On January 25, hundreds of thousands of Egyptians packed Cairo’s Tahrir Square to mark the one-year anniversary of an uprising that ended nearly three decades of rule by Hosni Mubarak in less than three weeks. Numerous people now camping in the square call for the Supreme Council of the Armed Forces (SCAF), which has ruled Egypt since last February, to hand over their power to civilians.
Egypt’s military leadership, posing as a revolutionary government, has tried to co-opt the day by presenting the anniversary as a celebration without protest and rhetorically lifting the “emergency law” — with exceptions so vague that the move actually restricts the government very little.
While the SCAF has invited political parties to work with them in crafting a more permanent political order, the months since Mubarak’s fall have seen military detentions and brutal crackdowns against dissent continue. Tear gas from the United States, which many medics have said is of higher potency and health risk than usual, has been used extensively. While the top figure of the old regime is out of power and on trial, much of the regime that he headed remains intact.

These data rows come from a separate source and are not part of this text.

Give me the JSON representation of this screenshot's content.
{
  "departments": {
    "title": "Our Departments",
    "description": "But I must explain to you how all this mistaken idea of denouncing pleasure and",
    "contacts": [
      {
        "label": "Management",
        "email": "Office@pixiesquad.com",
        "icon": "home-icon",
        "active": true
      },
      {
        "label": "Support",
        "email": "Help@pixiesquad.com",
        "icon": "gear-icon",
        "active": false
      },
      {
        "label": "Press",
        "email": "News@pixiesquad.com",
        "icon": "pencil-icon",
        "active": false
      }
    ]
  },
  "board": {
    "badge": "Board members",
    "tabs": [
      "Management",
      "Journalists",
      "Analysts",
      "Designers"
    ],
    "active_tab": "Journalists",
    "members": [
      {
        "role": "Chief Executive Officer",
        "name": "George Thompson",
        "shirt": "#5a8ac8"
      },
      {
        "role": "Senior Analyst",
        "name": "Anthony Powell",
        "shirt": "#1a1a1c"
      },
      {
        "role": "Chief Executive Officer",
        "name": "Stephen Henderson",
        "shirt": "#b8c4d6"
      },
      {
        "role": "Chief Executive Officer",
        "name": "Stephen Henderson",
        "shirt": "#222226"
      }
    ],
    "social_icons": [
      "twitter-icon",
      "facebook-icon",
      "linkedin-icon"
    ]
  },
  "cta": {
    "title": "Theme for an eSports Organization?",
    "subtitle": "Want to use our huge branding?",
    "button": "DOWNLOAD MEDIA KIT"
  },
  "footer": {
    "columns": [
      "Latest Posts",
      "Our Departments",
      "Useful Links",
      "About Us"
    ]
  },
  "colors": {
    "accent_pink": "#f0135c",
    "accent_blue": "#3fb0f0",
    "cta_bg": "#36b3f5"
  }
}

The military leadership has presented a timetable for handing over power, but this does not solve the issue. Political pressure from the streets is probably needed just to hold them to the letter of their promises. It is unclear what kind of role the military leadership intends to play in managing the transition. And behind closed doors the Council will try to safeguard their political and economic privileges, which would keep Egypt’s economy serving the elite recipients of political favor at the expense of those who produce.
The experience of Egypt should drive home the fact that it could take more than a couple of weeks and a change at the top to make a substantial revolution that actually improves the lives of average people. This brings up the question of how a mass movement against the establishment can create the arrangements that replace it. Or is filling the gap left by the downfall even the movement’s role, or is it the role of smaller networks of affinity and interest to put the new society in place and work out differences? And how does one define who is in the establishment or draw the line between siding with the old regime and siding with the people?
A substantial revolution might see the rise of neighborhood and workplace assemblies, and alternative networks that displace the state by empowering cooperative individuals. This process is being worked out on the ground in Egypt with the growth of cooperatives, renewed grassroots labor organizing, and mutual aid in the face of government violence. Whether or not this activity is part of the same movement as mass rallies really depends on how “movement” and “the Revolution” are defined. Knowledge gained in the revolutionary experience can be put to use in the evolution of new social relations.
What the Egyptians are teaching us is that substantial political change will be a long process, but worth the trouble if we’re willing to see it through to the end.